Chaiyan Chaiyaporn, a political scientist from Chulalongkorn University, agreed that steps should be taken to cut down the influence party leaders have over MPs, by letting candidates enter elections independently. He said this would also encourage political parties to grow “organically”, for instance by bringing together politicians who |share the same ideology.
Attasit Pankaew, a political science lecturer at Thammasat University, said he wanted to see a better balance of power between party leaders and party members, who should be freed from overbearing influence.
“MPs have to follow their party’s orders far too much,” he said.
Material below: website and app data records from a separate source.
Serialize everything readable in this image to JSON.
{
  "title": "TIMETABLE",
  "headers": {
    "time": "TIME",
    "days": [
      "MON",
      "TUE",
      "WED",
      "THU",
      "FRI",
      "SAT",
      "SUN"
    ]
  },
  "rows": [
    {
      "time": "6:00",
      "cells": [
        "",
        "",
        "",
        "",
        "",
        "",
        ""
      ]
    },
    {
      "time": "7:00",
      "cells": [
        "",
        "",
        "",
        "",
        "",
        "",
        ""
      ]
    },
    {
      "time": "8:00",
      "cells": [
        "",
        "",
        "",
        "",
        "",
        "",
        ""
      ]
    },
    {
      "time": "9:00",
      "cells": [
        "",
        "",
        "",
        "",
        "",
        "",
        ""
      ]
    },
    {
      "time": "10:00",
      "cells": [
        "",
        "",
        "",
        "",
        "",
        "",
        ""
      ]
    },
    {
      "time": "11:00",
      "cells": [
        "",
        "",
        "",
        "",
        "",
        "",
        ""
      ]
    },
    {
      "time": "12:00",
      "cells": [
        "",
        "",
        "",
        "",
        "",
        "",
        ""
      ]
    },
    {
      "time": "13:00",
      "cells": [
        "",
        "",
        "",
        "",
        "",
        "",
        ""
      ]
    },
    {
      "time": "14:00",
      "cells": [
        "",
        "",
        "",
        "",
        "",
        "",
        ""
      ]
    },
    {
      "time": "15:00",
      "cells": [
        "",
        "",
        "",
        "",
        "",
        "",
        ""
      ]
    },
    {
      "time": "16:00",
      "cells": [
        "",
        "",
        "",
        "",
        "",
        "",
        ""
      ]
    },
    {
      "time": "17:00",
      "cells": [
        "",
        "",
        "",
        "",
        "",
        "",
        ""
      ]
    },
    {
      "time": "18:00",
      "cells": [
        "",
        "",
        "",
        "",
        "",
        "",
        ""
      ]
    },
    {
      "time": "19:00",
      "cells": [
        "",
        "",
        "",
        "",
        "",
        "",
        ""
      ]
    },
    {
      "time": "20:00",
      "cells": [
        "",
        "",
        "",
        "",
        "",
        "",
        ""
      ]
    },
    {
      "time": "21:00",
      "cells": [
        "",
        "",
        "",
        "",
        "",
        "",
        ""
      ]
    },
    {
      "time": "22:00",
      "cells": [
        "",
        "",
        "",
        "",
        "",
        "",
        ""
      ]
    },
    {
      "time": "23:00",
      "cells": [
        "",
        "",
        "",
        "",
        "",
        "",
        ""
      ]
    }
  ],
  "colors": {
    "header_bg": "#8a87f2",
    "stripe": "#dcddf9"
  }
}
He also suggested that new political parties first run in local elections before entering the national arena. This way, a party will be built “from the ground up”, he said, adding that this would also allow candidates to be judged on their individual abilities and qualifications, rather than voters’ allegiance to a party. Also, he said, candidates would no longer be obligated to their party leaders.
Another way of curbing this influence would be to hold primary elections a few months before general elections are held, so candidates can work towards winning approval from voters instead of party leaders.
Is party discipline that bad?
Pheu Thai Party’s Udomdech Rattanasathien, meanwhile, said a party member’s need to go under a party’s banner was not related to money, but based more on strength.
“Curbing a financier’s or leader’s influence on members by capping the funds is a mere illusion,” Udomdech said.
He also disagreed with the notion that candidates should be allowed to run in elections without a party, saying this would create an unstable government that would need to dissolve Parliament frequently – a problem that occurred a few decades ago but was resolved by the 1997 Constitution. He added that the only way forward was to build a political system that promotes a strong party.
“For the political field to be stable, we need stable political parties so that Parliament does not get dissolved frequently and governments can last the entire term before their performance is judged by the people in an election every four years,” Udomdech said.
“We tried all sorts of rules and systems before we agreed to focus on creating strong parties and government. Why would we want to change that again?”
Red-shirt leader and Pheu Thai member Weng Tojirakarn said NIDA’s proposal to cap financiers’ party funding was an “interesting suggestion that is worth considering”, as he agreed that party members should be allowed more independence in opinion and action.
Weng said the notion of party members being obliged to follow their party’s consensus was not “wrong” as such, because members are aware of their party’s principles and policy before they join. He pointed out that if they did not agree with the party, they could always leave.
“A political party is formed according to party members’ shared principles. Hence, it’s unfair to say a party member only follows the party line because they are on the payroll,” the red-shirt leader said.
Democrat party spokesman Chavanond Intarakomalyasut, meanwhile, said he doubted that NIDA’s proposal to curb funding would effectively reduce financiers’ influence on party members.
“If a financier or leader wants to provide funding to a party member or give them a monthly salary or rewards, such transactions would not be disclosed to the public or any regulator. So I doubt if curbs can solve this problem,” he said.
However, he agreed that it was necessary to impose tight controls on a party’s campaign funding, as it would be “better to solve the problem at its root”.
All candidates need campaign funding, he admitted, adding that to win, they need a lot of money, which is how they become indebted to financiers or party leaders. Hence, capping or regulating campaign spending would protect candidates from being obligated to their financiers and party leaders.
He admitted that “there is no perfect solution that can solve all problems”, though he said it was important to lay strong foundations that enrich the democratic atmosphere in the future by taking measures such as strengthening education and the public sector.